Researchers find that if no action is taken, annual plastic production will rise 22% between 2024 and 2050, and plastic pollution will jump 62% between 2024 and 2050.

By continuing with business as usual, the world would generate enough litter between 2010 and 2050 to cover the entire island of Manhattan with a 3.5-kilometer-tall heap of plastic - nearly 10 times the height of the Empire State Building.

With a strong UN plastics treaty that incorporates the right mix of nine plastic reduction policies, however, plastic pollution could be virtually eliminated in 2040 - with the generation of mismanaged waste reduced by 89% to a more manageable 10 million metric tons per year in 2040.

At the same time, the research finds that a business-as-usual scenario places the greatest burden of mismanaged plastic waste - which means it is littered or not properly disposed of, leading to polluted waterways and overflowing landfills - on less wealthy countries.

Without intervention, mismanaged waste in the Global South will be 4.8 times greater in 2050 than in NAFTA countries, the 30 countries in the European Union, and China combined in 2050. Such a future further exacerbates similar types of disproportionate environmental justice harms already created by climate change.

"The developing countries house much more of the world population than NAFTA and EU combined," said Dr. Nivedita Biyani, a researcher on global plastic modeling at the Benioff Ocean Science Laboratory at the University of California Santa Barbara. "If they start using plastics at the rates that NAFTA and EU are, we will be in much more trouble. That said, there is a way out of this mess. By including all the policies outlined, we can reach a near-zero mismanaged waste scenario. I hope world leaders in NAFTA and the EU will commit to a high-ambition treaty to help other countries leap-frog their way out of this!"

The new tool and underlying analysis developed by a team of plastic researchers, data scientists, and AI researchers at the Benioff Ocean Science Laboratory , Bren School of Environmental Science Management at University of California Santa Barbara, and the Eric and Wendy Schmidt Center for Data Science Environment at the University of California Berkeley utilize machine learning to combine information about population growth and economic trends to forecast the future of plastic production, pollution, and trade.
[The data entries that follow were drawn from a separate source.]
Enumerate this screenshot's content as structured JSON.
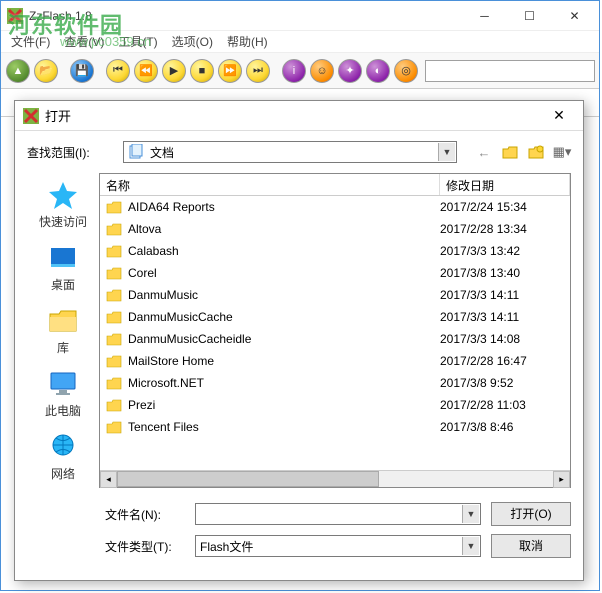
{
  "watermark": {
    "text": "河东软件园",
    "url": "www.pc0359.cn"
  },
  "main": {
    "title": "ZzFlash 1.8",
    "menu": {
      "file": "文件(F)",
      "view": "查看(V)",
      "tools": "工具(T)",
      "options": "选项(O)",
      "help": "帮助(H)"
    },
    "toolbar_icons": {
      "open": "▶",
      "browse": "📂",
      "save": "💾",
      "first": "|◀",
      "prev": "◀◀",
      "play": "▶|",
      "stop": "■",
      "next": "▶▶",
      "last": "▶|",
      "info": "i",
      "face": "☺",
      "tool": "⚙",
      "purple": "●",
      "orange": "◎"
    }
  },
  "dialog": {
    "title": "打开",
    "lookin_label": "查找范围(I):",
    "lookin_value": "文档",
    "nav": {
      "back": "←",
      "up": "📁",
      "new": "📂",
      "views": "▦"
    },
    "places": [
      {
        "name": "quick",
        "label": "快速访问",
        "icon": "star"
      },
      {
        "name": "desktop",
        "label": "桌面",
        "icon": "desktop"
      },
      {
        "name": "libraries",
        "label": "库",
        "icon": "library"
      },
      {
        "name": "thispc",
        "label": "此电脑",
        "icon": "pc"
      },
      {
        "name": "network",
        "label": "网络",
        "icon": "network"
      }
    ],
    "columns": {
      "name": "名称",
      "date": "修改日期"
    },
    "files": [
      {
        "name": "AIDA64 Reports",
        "date": "2017/2/24 15:34"
      },
      {
        "name": "Altova",
        "date": "2017/2/28 13:34"
      },
      {
        "name": "Calabash",
        "date": "2017/3/3 13:42"
      },
      {
        "name": "Corel",
        "date": "2017/3/8 13:40"
      },
      {
        "name": "DanmuMusic",
        "date": "2017/3/3 14:11"
      },
      {
        "name": "DanmuMusicCache",
        "date": "2017/3/3 14:11"
      },
      {
        "name": "DanmuMusicCacheidle",
        "date": "2017/3/3 14:08"
      },
      {
        "name": "MailStore Home",
        "date": "2017/2/28 16:47"
      },
      {
        "name": "Microsoft.NET",
        "date": "2017/3/8 9:52"
      },
      {
        "name": "Prezi",
        "date": "2017/2/28 11:03"
      },
      {
        "name": "Tencent Files",
        "date": "2017/3/8 8:46"
      }
    ],
    "filename_label": "文件名(N):",
    "filename_value": "",
    "filetype_label": "文件类型(T):",
    "filetype_value": "Flash文件",
    "open_btn": "打开(O)",
    "cancel_btn": "取消"
  }
}
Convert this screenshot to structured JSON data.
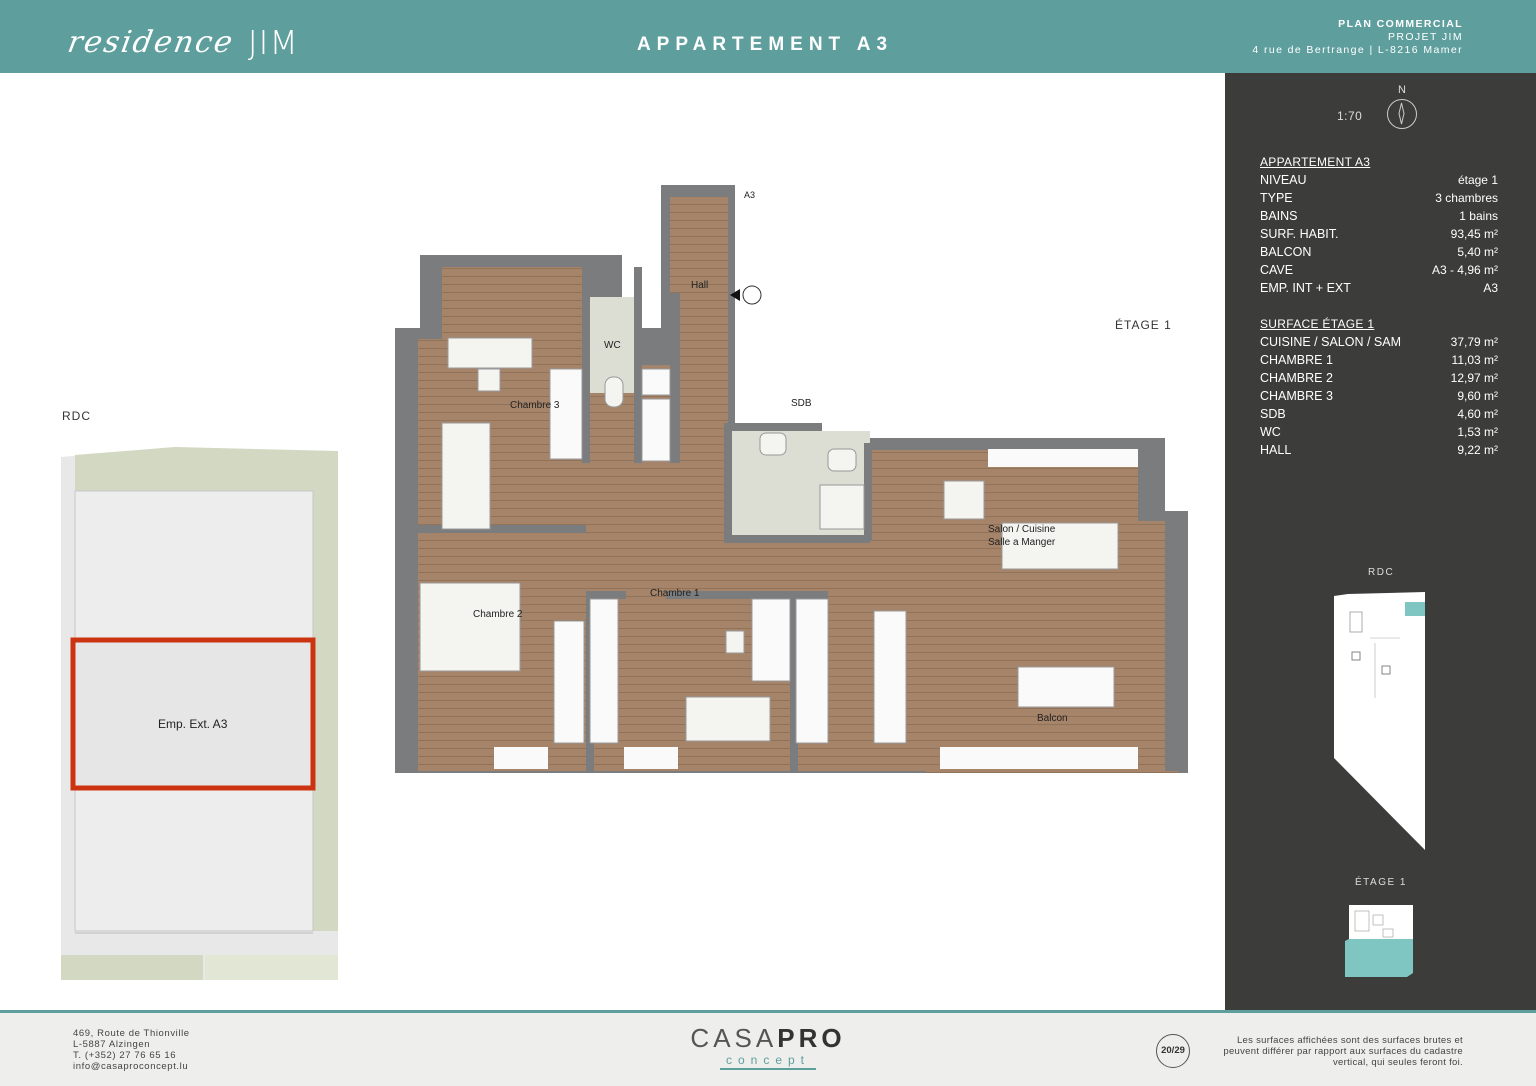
{
  "header": {
    "logo_script": "residence",
    "logo_mark": "JIM",
    "title": "APPARTEMENT A3",
    "right_line1": "PLAN COMMERCIAL",
    "right_line2": "PROJET JIM",
    "right_line3": "4 rue de Bertrange | L-8216 Mamer"
  },
  "plan": {
    "floor_label": "ÉTAGE 1",
    "rdc_label": "RDC",
    "ext_label": "Emp. Ext. A3",
    "entry_tag": "A3",
    "rooms": {
      "chambre3": "Chambre 3",
      "wc": "WC",
      "hall": "Hall",
      "sdb": "SDB",
      "chambre2": "Chambre 2",
      "chambre1": "Chambre 1",
      "salon_line1": "Salon / Cuisine",
      "salon_line2": "Salle a Manger",
      "balcon": "Balcon"
    },
    "colors": {
      "wood": "#a58469",
      "wall": "#7a7c7d",
      "tile": "#dcddd3",
      "teal": "#5e9f9e",
      "highlight": "#cc3310"
    }
  },
  "side": {
    "north": "N",
    "scale": "1:70",
    "apt_heading": "APPARTEMENT A3",
    "apt_rows": [
      {
        "k": "NIVEAU",
        "v": "étage 1"
      },
      {
        "k": "TYPE",
        "v": "3 chambres"
      },
      {
        "k": "BAINS",
        "v": "1 bains"
      },
      {
        "k": "SURF. HABIT.",
        "v": "93,45 m²"
      },
      {
        "k": "BALCON",
        "v": "5,40 m²"
      },
      {
        "k": "CAVE",
        "v": "A3 - 4,96 m²"
      },
      {
        "k": "EMP. INT + EXT",
        "v": "A3"
      }
    ],
    "surf_heading": "SURFACE ÉTAGE 1",
    "surf_rows": [
      {
        "k": "CUISINE / SALON / SAM",
        "v": "37,79 m²"
      },
      {
        "k": "CHAMBRE 1",
        "v": "11,03 m²"
      },
      {
        "k": "CHAMBRE 2",
        "v": "12,97 m²"
      },
      {
        "k": "CHAMBRE 3",
        "v": "9,60 m²"
      },
      {
        "k": "SDB",
        "v": "4,60 m²"
      },
      {
        "k": "WC",
        "v": "1,53 m²"
      },
      {
        "k": "HALL",
        "v": "9,22 m²"
      }
    ],
    "mini_rdc": "RDC",
    "mini_etage": "ÉTAGE 1"
  },
  "footer": {
    "addr1": "469, Route de Thionville",
    "addr2": "L-5887 Alzingen",
    "addr3": "T. (+352) 27 76 65 16",
    "addr4": "info@casaproconcept.lu",
    "brand_a": "CASA",
    "brand_b": "PRO",
    "brand_sub": "concept",
    "page": "20/29",
    "note": "Les surfaces affichées sont des surfaces brutes et peuvent différer par rapport aux surfaces du cadastre vertical, qui seules feront foi."
  }
}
It projects the global and regional plastic pollution trends from 2010 to 2050, 10 years beyond the High Ambition Coalition's 2040 goal of ending plastic pollution.
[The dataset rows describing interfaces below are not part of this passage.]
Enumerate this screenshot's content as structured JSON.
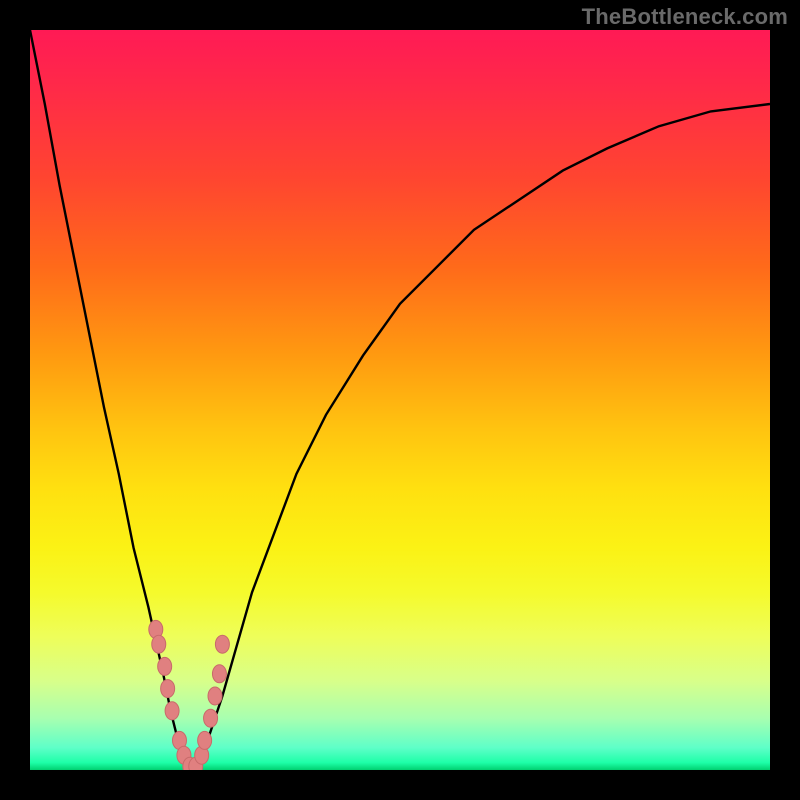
{
  "watermark": "TheBottleneck.com",
  "colors": {
    "bg_frame": "#000000",
    "curve": "#000000",
    "marker_fill": "#e08080",
    "marker_stroke": "#c86a6a",
    "gradient_stops": [
      "#ff1a55",
      "#ff2a48",
      "#ff4530",
      "#ff6a1a",
      "#ff9a10",
      "#ffc410",
      "#ffe010",
      "#fbf215",
      "#f5fa2c",
      "#eefe5a",
      "#d8ff8a",
      "#a8ffb0",
      "#5effc8",
      "#1effa8",
      "#00d070"
    ]
  },
  "chart_data": {
    "type": "line",
    "title": "",
    "xlabel": "",
    "ylabel": "",
    "xlim": [
      0,
      100
    ],
    "ylim": [
      0,
      100
    ],
    "x": [
      0,
      2,
      4,
      6,
      8,
      10,
      12,
      14,
      16,
      18,
      19,
      20,
      21,
      22,
      23,
      24,
      26,
      28,
      30,
      33,
      36,
      40,
      45,
      50,
      55,
      60,
      66,
      72,
      78,
      85,
      92,
      100
    ],
    "y": [
      100,
      90,
      79,
      69,
      59,
      49,
      40,
      30,
      22,
      13,
      8,
      4,
      1,
      0,
      1,
      4,
      10,
      17,
      24,
      32,
      40,
      48,
      56,
      63,
      68,
      73,
      77,
      81,
      84,
      87,
      89,
      90
    ],
    "markers": {
      "x": [
        17.0,
        17.4,
        18.2,
        18.6,
        19.2,
        20.2,
        20.8,
        21.6,
        22.4,
        23.2,
        23.6,
        24.4,
        25.0,
        25.6,
        26.0
      ],
      "y": [
        19,
        17,
        14,
        11,
        8,
        4,
        2,
        0.5,
        0.5,
        2,
        4,
        7,
        10,
        13,
        17
      ]
    }
  }
}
This interactive model, which is being released as negotiators head to Nairobi, Kenya, for the first round of plastics treaty negotiations, reveals a host of policy insights that can help shape the UN treaty. "Finally solving the plastics crisis means a win for the environment, a win in our fight against climate change, and a healthier and more just future for all people," said Dr. Douglas McCauley, Professor UC Santa Barbara, Adjunct Professor UC Berkeley.

"A weak treaty would be worse than no treaty at all. But I was so thrilled to see scientific proof that a strong treaty could virtually end the problem of plastic waste forever. Nothing makes me happier than knowing that my generation could be the last generation to live with the cancer of plastic pollution. I can only hope the nations meeting in Nairobi next week pay attention to these findings."
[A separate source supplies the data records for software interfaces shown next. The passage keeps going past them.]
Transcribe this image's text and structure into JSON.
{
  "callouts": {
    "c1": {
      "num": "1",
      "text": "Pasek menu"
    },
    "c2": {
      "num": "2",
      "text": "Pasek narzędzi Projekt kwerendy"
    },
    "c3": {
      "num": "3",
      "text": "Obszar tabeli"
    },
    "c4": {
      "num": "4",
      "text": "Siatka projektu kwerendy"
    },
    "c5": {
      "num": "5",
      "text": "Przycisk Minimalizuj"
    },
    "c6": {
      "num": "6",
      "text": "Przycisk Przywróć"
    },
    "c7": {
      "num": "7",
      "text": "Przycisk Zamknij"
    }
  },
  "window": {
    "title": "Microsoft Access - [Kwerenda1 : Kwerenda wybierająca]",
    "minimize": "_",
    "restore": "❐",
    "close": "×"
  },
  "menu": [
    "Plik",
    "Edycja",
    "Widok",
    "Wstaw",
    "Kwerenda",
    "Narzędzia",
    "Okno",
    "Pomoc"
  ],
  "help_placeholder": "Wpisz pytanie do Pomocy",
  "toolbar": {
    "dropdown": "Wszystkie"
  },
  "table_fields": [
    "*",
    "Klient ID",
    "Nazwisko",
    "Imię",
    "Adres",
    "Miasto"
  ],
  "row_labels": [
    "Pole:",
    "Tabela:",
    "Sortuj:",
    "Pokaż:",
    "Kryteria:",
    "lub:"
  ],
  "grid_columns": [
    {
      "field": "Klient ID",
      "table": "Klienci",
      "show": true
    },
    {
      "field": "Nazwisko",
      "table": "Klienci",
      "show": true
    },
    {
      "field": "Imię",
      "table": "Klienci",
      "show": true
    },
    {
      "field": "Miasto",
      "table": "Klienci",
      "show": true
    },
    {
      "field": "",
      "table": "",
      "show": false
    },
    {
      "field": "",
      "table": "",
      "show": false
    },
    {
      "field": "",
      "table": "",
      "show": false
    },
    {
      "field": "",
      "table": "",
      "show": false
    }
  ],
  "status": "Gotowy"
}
"I confess that when I first saw these nations promising to end plastic pollution by 2040 - that this would be impossible," said Dr. McCauley. "But I was blown away to discover a pathway to near-zero in this research."

The Policies

The research shows that five specific actions implemented in conjunction would take the biggest chunk out of plastic pollution. They are: 1) a minimum recycled content commitment, 2) a cap on the production of virgin plastic, 3) investment in plastic waste management infrastructure, 4) similar investments in new recycling capacity, and 5) a small tax on plastic packaging (e.g., items like plastic bags).

Establishing a minimum recycling content rate that would require certain plastics be made of at least 30% recycled materials would, by itself, slash annual mismanaged waste by about 31% in 2040. Similarly, capp